— EXERCISE INSTRUCTIONS —
Where the word "title" occurs in a line of the listing, please copy the line.

— DATASET CONTENT —
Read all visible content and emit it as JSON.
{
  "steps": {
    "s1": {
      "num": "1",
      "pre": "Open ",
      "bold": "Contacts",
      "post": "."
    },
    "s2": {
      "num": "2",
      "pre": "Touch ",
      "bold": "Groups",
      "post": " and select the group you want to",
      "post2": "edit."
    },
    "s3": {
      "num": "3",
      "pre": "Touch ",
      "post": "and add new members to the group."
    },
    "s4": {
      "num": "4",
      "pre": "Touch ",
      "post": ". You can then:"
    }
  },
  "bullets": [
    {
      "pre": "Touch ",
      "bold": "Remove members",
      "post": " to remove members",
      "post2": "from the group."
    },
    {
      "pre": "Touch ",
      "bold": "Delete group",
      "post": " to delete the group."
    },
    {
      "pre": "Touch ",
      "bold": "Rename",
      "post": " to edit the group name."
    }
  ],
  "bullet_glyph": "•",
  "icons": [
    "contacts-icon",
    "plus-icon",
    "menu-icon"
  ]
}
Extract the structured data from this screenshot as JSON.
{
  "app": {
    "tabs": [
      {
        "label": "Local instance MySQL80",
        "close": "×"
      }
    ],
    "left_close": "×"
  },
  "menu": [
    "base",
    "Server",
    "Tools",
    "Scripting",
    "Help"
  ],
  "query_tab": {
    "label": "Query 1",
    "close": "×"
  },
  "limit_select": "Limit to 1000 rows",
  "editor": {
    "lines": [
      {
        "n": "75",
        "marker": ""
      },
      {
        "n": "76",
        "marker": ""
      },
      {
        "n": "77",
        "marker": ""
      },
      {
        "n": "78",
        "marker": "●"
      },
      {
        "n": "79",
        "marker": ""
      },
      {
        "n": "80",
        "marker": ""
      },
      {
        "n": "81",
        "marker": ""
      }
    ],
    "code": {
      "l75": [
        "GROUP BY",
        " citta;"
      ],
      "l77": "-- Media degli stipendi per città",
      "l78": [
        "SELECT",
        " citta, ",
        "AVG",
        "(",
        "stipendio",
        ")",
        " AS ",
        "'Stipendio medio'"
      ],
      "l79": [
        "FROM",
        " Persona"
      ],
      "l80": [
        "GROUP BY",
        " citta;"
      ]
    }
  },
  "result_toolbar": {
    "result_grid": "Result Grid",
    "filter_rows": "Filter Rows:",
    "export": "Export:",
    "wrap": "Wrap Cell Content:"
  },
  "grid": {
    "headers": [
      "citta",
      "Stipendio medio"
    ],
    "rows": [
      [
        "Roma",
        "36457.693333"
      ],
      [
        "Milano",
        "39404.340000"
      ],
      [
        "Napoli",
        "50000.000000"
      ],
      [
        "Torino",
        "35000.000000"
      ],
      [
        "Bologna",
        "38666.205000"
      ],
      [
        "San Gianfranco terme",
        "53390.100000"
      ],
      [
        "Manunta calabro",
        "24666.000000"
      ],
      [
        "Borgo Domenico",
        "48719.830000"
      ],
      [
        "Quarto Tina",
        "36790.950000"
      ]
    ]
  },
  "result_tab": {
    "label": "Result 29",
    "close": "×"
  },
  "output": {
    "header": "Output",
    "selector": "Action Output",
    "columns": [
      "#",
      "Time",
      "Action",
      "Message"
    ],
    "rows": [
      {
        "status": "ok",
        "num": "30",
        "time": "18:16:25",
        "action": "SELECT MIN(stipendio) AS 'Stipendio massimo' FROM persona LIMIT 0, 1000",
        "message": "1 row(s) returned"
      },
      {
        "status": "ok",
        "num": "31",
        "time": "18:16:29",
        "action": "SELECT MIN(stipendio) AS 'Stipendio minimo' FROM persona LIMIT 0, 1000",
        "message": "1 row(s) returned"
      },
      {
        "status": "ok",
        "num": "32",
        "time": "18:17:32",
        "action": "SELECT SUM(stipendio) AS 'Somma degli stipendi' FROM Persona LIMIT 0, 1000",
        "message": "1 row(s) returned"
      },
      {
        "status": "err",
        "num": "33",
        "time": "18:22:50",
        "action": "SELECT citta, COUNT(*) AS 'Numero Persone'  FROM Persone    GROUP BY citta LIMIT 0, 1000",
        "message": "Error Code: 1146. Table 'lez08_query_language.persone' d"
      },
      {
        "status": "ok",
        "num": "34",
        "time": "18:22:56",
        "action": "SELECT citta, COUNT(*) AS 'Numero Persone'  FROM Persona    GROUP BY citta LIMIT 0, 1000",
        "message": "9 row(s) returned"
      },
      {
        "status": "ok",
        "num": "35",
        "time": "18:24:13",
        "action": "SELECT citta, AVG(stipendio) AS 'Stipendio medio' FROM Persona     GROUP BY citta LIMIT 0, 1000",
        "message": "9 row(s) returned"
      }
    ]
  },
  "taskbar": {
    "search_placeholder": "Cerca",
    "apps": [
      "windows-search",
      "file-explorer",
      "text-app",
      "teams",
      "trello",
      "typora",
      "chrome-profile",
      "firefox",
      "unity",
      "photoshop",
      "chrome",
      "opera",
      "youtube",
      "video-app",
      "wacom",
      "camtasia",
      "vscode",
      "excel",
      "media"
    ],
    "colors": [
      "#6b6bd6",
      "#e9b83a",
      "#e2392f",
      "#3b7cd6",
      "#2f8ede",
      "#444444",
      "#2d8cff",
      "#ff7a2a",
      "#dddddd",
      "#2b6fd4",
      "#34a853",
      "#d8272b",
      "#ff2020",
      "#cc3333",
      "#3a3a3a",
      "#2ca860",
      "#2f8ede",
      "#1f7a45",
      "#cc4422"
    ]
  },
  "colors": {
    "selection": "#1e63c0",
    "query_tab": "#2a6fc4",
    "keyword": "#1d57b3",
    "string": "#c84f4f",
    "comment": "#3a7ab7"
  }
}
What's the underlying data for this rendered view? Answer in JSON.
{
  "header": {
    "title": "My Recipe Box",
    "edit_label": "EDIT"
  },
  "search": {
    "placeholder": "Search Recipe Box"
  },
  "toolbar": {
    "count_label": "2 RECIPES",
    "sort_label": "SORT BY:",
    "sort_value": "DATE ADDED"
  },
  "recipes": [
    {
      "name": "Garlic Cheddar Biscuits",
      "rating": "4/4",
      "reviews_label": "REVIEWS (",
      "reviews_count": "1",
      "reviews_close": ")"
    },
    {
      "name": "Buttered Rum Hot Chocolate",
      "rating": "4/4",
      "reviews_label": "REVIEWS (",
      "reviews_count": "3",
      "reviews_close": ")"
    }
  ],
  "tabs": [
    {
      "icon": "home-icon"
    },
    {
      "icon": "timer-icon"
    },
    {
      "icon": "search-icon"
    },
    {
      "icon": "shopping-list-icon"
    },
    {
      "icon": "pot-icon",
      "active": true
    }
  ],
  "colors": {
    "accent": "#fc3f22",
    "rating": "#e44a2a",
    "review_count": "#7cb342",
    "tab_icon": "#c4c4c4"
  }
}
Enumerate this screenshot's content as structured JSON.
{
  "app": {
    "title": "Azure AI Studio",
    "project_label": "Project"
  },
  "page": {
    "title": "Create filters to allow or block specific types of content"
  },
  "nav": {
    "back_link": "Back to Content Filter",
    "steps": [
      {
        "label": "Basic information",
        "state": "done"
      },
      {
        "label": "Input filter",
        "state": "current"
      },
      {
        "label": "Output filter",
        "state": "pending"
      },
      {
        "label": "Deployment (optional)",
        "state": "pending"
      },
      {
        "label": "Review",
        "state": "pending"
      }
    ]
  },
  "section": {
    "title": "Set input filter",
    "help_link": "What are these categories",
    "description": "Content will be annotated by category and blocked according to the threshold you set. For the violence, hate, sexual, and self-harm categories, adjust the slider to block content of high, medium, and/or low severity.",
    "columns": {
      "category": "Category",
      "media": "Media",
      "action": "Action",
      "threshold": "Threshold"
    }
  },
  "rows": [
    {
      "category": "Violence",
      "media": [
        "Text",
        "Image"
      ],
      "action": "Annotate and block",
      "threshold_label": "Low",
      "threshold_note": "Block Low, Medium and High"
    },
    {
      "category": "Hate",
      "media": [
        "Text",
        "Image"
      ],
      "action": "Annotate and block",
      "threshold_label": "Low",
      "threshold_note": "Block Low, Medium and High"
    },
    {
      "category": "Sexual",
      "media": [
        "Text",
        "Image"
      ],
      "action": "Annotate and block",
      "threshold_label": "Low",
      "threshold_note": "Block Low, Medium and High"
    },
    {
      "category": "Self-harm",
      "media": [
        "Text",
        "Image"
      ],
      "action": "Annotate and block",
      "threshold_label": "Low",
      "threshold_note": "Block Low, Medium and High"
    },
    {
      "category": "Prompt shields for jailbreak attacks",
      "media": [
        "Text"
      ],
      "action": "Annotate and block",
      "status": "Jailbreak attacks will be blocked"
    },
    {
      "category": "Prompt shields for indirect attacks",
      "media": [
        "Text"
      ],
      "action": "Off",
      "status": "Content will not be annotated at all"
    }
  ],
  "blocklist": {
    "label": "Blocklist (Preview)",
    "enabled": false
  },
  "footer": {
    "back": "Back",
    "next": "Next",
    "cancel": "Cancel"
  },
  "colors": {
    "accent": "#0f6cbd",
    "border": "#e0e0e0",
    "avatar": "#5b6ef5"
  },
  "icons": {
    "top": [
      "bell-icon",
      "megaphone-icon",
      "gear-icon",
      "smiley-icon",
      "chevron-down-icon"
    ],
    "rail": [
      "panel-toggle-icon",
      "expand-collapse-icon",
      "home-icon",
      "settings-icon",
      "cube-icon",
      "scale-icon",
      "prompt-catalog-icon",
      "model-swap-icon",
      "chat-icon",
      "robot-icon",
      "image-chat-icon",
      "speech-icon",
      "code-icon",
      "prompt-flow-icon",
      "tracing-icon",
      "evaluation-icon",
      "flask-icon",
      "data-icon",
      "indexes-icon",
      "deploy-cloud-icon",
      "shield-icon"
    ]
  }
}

— TASK RESPONSE —
    "title": "My Recipe Box",
    "title": "Azure AI Studio",
    "title": "Create filters to allow or block specific types of content"
    "title": "Set input filter",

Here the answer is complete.